Today, don’t let fear own you! The Lord is the safest place one can store their treasures. Jesus said I did not come to destroy but to save, (Luke 9:56) everything we commit to him is safe. It’s the things we don’t commit to Him that are in jeopardy. Listen to Paul in 1 Corinthians 4:7~For who makes you different from anyone else? What do you have that you did not receive? And if you did receive it, why do you boast as though you did not? (NIV) Saint of God, God has given you everything and what He wants in return is all of you.

If we are to grow in our intimacy with God, then we must learn the way of renunciation. Only in rejecting our righteousness and pride can we begin to accept God’s amazing grace. Which will in turn set us on a lifelong pursuit of God. Sooner or later we will face this test and just as Abe’s test changed him, this test will change us. For our whole future will be conditioned by the choice we make when God levies the test on us. What will your choice be? Will you choose the self, or will you choose to live in a longing pursuit of God? The choice is yours.

Being Poor

What comes to mind for you when you hear the words, being poor in spirit? When Jesus said blessed are the poor (πτωχός ptōchos), the concept He posited is that of being humble.
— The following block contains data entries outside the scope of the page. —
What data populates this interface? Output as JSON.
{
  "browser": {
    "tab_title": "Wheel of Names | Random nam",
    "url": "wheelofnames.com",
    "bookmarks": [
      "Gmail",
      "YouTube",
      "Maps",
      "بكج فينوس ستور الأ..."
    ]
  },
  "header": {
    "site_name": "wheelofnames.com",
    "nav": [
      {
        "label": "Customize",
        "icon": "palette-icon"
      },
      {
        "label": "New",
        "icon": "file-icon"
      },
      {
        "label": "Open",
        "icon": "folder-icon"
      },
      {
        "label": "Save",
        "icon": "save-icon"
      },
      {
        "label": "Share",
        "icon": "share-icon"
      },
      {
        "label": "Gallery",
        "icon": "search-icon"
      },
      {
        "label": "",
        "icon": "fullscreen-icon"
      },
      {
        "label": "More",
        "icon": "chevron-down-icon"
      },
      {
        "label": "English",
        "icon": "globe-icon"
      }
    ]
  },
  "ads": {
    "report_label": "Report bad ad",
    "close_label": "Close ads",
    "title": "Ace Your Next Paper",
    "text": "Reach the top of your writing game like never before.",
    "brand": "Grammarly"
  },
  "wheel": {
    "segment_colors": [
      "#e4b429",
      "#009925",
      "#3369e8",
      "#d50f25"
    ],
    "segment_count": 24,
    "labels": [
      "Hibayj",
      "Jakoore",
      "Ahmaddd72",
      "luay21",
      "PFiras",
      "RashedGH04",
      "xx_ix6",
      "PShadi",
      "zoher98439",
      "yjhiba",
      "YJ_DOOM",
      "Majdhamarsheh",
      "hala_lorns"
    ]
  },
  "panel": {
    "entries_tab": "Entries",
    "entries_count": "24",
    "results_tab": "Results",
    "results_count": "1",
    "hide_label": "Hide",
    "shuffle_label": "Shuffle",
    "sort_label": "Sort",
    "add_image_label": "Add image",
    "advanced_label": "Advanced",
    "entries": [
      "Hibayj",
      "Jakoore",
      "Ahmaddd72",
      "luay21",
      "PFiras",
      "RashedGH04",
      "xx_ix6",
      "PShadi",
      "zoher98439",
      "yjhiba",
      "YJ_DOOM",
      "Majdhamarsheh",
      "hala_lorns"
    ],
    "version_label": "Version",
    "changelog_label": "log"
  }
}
Our Lord was not saying to His Bride, I want you to be so impoverished that you will go out looking for something to make you feel better, or to fill your time. That concept would imply that would be a harlot. That is certainly not what God expects from His Bride. Listen to Ephesians 5:27~He did this to present her to himself as a glorious church without a spot or wrinkle or any other blemish. Instead, she will be holy and without fault. (NLT)

When Jesus said blessed are the poor in spirit, what He simply meant is this: We must be humble in our spirits. If we put the word humble in place of the word poor, we discover a better handhold for us to grasp. For how much humility does it take to admit that we need help? One of
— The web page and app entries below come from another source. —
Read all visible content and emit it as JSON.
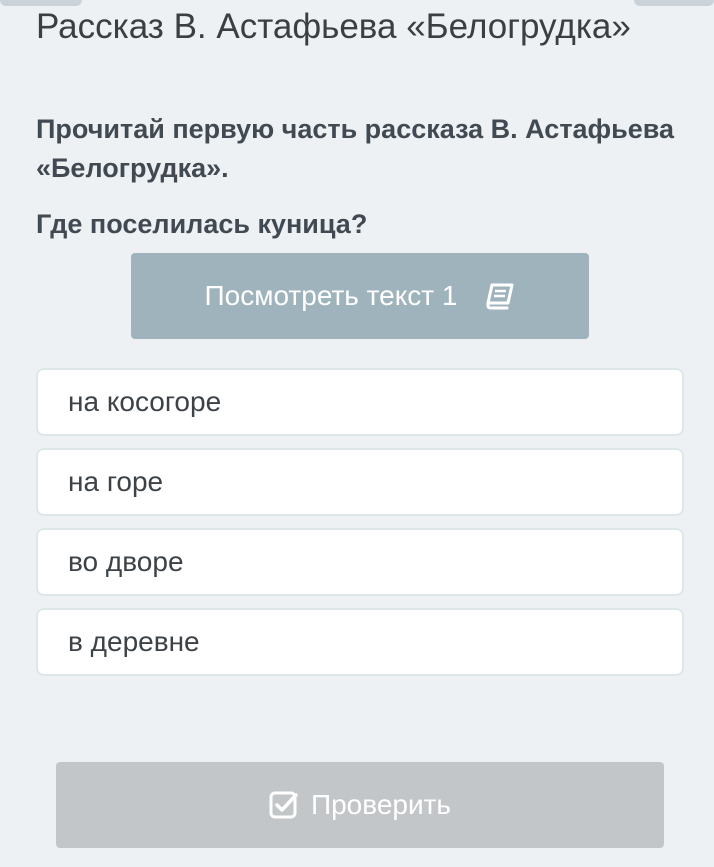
{
  "header": {
    "title": "Рассказ В. Астафьева «Белогрудка»"
  },
  "question": {
    "instruction": "Прочитай первую часть рассказа В. Астафьева «Белогрудка».",
    "prompt": "Где поселилась куница?"
  },
  "view_text_button": {
    "label": "Посмотреть текст 1",
    "icon": "book-icon"
  },
  "options": [
    {
      "label": "на косогоре"
    },
    {
      "label": "на горе"
    },
    {
      "label": "во дворе"
    },
    {
      "label": "в деревне"
    }
  ],
  "check_button": {
    "label": "Проверить",
    "icon": "checkbox-check-icon"
  },
  "colors": {
    "background": "#eef1f3",
    "view_button": "#9fb3bd",
    "check_button_disabled": "#c3c6c9",
    "option_border": "#dfe6ea"
  }
}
the things we must be giving-up is our pride, as we humbly ask for help. 

In other words, when we come to God, we must realize that the sin in our lives is our own sin. That we are spiritually empty and in desperate poverty. We must not be self-satisfied, attempting to position ourselves in an attempt to vindicate our choices, for this is proud in our hearts, thinking we don’t really need God. If we are attempting to live this way, then God cannot bless us. Listen as James reminds us in James 4:6~ But he gives us more grace. That is why Scripture says: “God opposes the proud but shows favor to the humble.” (NIV) 
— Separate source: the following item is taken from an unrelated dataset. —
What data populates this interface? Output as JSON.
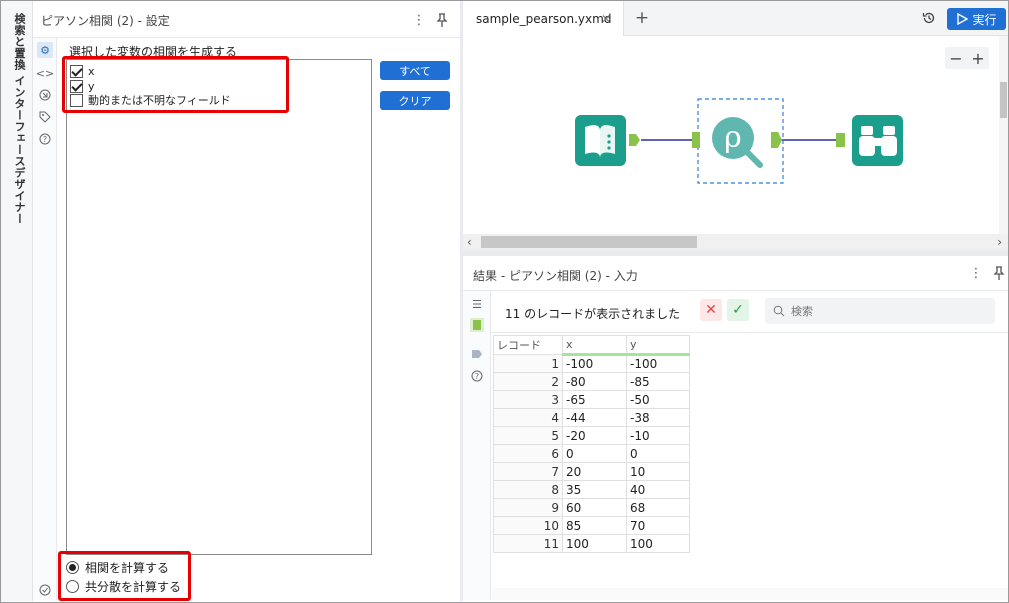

To be poor in spirit is to recognize our need for God. To discern that what we are lacking is a relationship that is freeing us, and not binding us. To be poor is to be in a position of need that begs humility as we ask for God’s help. Taking the position of humility we find freedom, we find peace, we find joy in our soul because we have asked of God and what He gives, is freedom. Freedom to enjoy, freedom of proximity, whereby we may enter with holy boldness before the throne of grace. (Hebrews 4:16) In God’s presence, with Him sitting on the throne of our hearts, we discover the freedom to revel in the love of the one who formed us. 

All too often, we go out seeking the repairman when what we need to be doing is seeking the Creator. It was God who formed and fashioned our lives. Psalm 139:16~You saw me before I was born. Every day of my life was recorded in your book. Every moment was laid out before a single day had passed. (NLT) When we give up on our way and accept God’s plan for our lives (Jeremiah 29:11-13), we find freedom from possessing all things, yet we possess everything in Jesus Christ. 

So are you Giving-Up, or are you giving up? Don’t take the road of apathy and just go through life allowing the days to fan past like pages in a book. Instead, give-up by surrendering your whole life to God. Take a few moments to let the Lord have everything. If you are like most people there is a small corner closet that needs to be given to the Lord. So, go ahead and ask Him to help you let go.